Stock Surges Almost 23%
as 26 Million Devices Shipped in FY09
By Steve Evans -
Computer Business Review

Research in Motion (RIM) has revealed revenue for fourth quarter of fiscal 2009 of $3.46bn (£2.33bn), up 84% year on year. Net income for the quarter stood at $518.3m (£350m), up from $412.5m (£278m) the previous year.

Revenue for the financial year ended February 28, 2009 was $11.07bn (£7.45bn), up 84% from $6.01bn (£4.06bn) the previous year. Net income for the year came in at $1.89bn (£1.27bn), a 46.3% increase from the previous financial year.

During FY09 Q4, RIM shipped about 7.8 million devices while about 26 million were shipped during the financial year, boosted no doubt by the release of the BlackBerry Storm, RIM’s first touchscreen smartphone, released in October 2008 in direct competition to Apple’s iPhone.

The Storm has certainly impacted on RIM’s financial results. Approximately 83% of revenue generated during the quarter was from devices, 12% was through services, 2% came from software and the remainder from other means.

The company also added 3.9 million new accounts during the quarter and its subscriber base now stands at roughly 25 million.

Jim Balsillie, Co-CEO at RIM, said: “We are very pleased to report another record quarter with standout subscriber growth that speaks volumes about the early success and momentum of our new BlackBerry products.

“RIM experienced an extraordinary year in fiscal 2009, shipping our 50 millionth BlackBerry smartphone and generating $11bn in revenue. Looking ahead into fiscal 2010, we see exceptional opportunities for RIM and its partners to leverage the investments and success of the past year to continue growing market share and profitability.”

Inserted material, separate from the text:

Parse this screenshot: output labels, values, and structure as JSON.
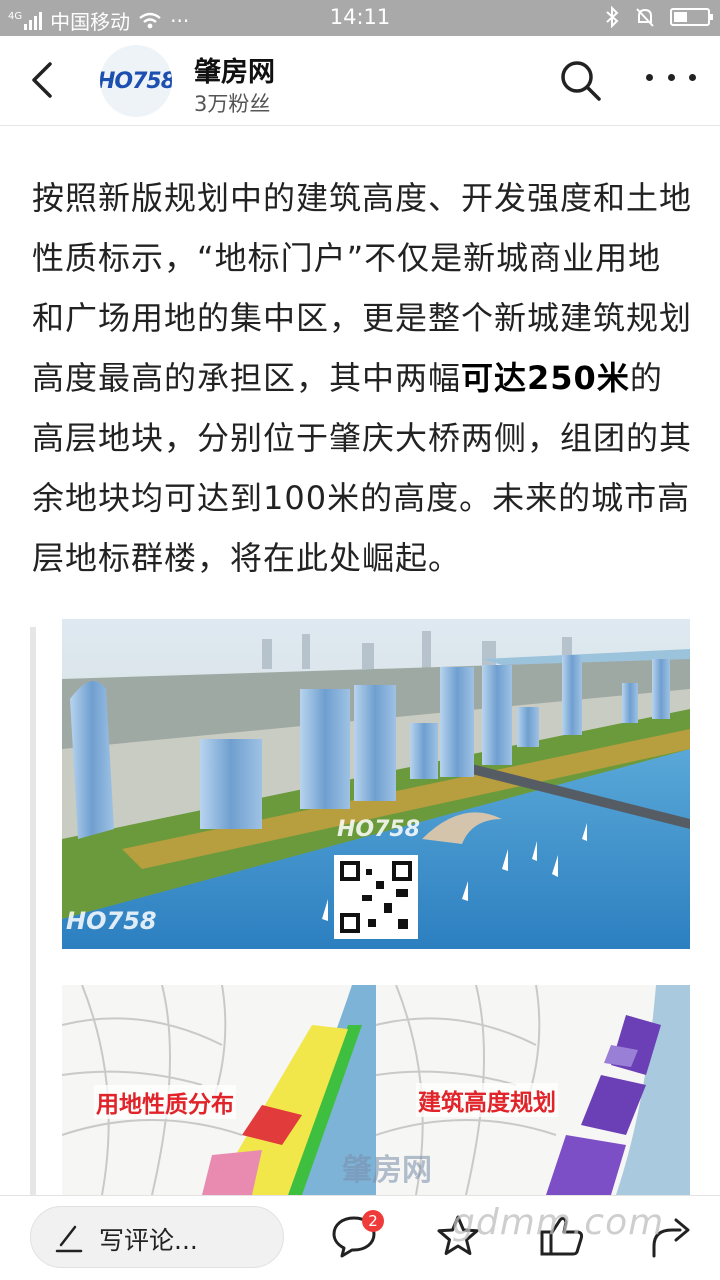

Guidance for FY10 Q1 suggested revenue in the region of $3.3-$3.5bn

Reblog this post [with Zemanta]

Disqus for ePayment News